Nicoll also includes a wall installation that brandishes the statement ‘We Are All Prostitutes,’ a work that confirms the correspondence between the two collaborators. Amongst his many sources, Hetherington cites Rainer Werner Fassbinder’s film Querelle (1982), a tale of prostitution and murder that hinges on the cynical betrayal - ‘selling out’ - of a loved one, while his masquerade as a female Faust, articulates the ultimate act of prostitution in the famous Faustian bargain. By selling his (her) soul to the Devil, Faust will ‘never die,’ but will instead endure a soulless life in perpetuity (the ‘ring of fire’). The inclusion of one piece by each artist that is a direct response to the work of the other, reflects an affecting self-consciousness about the intersection of artworks across the lines of authorship in the two-person, or group, show, and the inevitable collision of cultural texts in general. Barthes describes the multiple meshes of intertextuality in modern culture in which “everything is to be disentangled, nothing deciphered.” An artwork cannot be pierced to locate a point of origin and is not formed by an economy of clues that leads to a definitive meaning. Rather, it is an effect of the reader, in this case the spectator. In a prescient remark that chimes with Barthes’ influential assertions of the death of the author and the birth of the reader, Wilde warns us that we look beneath the surface of art at our peril for “it is the spectator, and not life, that art really mirrors.” Butler claims that there is nothing beyond the surface appearance of things. The surface cannot be penetrated; it is all that there is. Traditional notions of interiors, origins, authenticity, and reality are supplanted by an insistence on the surface, beyond which we discover not a point of origin, but a vacuity.
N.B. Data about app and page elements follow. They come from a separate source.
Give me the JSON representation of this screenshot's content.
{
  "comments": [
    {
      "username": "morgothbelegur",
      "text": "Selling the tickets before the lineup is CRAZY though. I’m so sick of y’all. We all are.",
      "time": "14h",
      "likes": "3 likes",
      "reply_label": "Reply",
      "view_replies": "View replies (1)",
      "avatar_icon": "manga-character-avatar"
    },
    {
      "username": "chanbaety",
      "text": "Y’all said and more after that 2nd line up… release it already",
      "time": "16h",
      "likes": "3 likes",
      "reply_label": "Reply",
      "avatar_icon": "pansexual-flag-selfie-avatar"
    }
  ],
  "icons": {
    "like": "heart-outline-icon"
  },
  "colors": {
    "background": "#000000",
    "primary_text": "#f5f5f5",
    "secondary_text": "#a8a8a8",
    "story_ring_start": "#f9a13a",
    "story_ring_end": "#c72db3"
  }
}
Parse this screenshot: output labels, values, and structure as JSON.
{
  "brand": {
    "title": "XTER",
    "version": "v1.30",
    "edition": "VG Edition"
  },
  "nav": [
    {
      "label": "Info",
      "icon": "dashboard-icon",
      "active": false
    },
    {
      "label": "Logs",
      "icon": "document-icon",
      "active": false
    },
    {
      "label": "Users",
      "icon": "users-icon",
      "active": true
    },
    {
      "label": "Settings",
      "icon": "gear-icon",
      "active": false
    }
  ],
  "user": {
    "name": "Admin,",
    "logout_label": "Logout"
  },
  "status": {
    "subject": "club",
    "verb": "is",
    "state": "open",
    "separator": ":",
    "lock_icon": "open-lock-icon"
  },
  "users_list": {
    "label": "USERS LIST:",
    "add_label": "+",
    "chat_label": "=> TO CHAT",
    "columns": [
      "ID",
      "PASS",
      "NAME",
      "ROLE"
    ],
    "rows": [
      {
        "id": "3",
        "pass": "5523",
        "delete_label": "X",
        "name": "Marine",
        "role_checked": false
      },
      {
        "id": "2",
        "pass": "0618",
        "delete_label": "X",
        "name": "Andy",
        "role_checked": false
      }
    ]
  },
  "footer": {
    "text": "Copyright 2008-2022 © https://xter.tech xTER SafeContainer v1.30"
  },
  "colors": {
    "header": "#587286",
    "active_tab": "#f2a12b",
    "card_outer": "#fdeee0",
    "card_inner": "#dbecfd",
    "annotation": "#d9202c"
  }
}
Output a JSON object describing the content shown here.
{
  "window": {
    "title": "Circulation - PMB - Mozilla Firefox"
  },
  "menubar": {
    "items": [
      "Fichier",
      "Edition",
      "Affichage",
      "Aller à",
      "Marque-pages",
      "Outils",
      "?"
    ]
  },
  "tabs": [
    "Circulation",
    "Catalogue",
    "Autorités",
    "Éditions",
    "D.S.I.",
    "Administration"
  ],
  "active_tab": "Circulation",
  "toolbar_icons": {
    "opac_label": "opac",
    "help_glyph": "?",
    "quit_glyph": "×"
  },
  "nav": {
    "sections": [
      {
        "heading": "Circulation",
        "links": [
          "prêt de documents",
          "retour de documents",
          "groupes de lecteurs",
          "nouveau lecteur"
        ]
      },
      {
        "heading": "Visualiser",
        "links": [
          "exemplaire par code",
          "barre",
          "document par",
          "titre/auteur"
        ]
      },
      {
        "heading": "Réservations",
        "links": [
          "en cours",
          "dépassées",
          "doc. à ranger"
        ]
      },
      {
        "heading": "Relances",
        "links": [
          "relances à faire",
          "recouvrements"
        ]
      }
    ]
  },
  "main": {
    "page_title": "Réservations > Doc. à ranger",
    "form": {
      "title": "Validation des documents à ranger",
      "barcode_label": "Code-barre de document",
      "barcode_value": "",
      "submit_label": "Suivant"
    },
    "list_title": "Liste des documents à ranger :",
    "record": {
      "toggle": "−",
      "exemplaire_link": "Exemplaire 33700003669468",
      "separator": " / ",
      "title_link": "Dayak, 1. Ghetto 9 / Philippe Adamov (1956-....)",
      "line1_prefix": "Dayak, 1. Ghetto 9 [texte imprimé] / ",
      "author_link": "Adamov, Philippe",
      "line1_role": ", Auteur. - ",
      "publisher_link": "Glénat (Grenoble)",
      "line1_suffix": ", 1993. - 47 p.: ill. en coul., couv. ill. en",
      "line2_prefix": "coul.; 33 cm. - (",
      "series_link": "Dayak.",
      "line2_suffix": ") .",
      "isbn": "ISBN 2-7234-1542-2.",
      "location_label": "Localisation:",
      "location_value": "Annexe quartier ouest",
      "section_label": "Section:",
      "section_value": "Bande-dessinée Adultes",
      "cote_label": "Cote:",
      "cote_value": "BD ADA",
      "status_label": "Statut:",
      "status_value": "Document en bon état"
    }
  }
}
This exhibition collates fragments of texts and objects that invoke an ensemble of social outcasts, provocatively equating homosexuality and criminality, an equation personified by Oscar Wilde. The performative utterances and speech acts that comprise The Consequence combine to assert the instability of all culturally sanctioned behaviours and ‘truths,’ and to highlight their dichotomous dependence on the repetition of certain vilified behaviours. That these articulations are all slightly off-kilter promotes anxiety in the spectator, as cultural ‘knowns’ are staged and displaced, their displacement being the most significant consequence of all.
Roland Barthes, ‘The Death of the Author,’ Image Music Text, London: Fontana Press, 1977
Judith Butler, Gender Trouble, London: Routledge, 1990
Oscar Wilde, The Picture of Dorian Gray (1891), New York: The Modern Library, 1998.
This essay was commissioned by the artists for the exhibition "The Consequence" at Intermedia, CCA Glasgow, May 2007, with support from The Hope Scott Trust, The Scottish Arts Council National Lottery Fund, and Glasgow City Council. With thanks to Sarah Smith.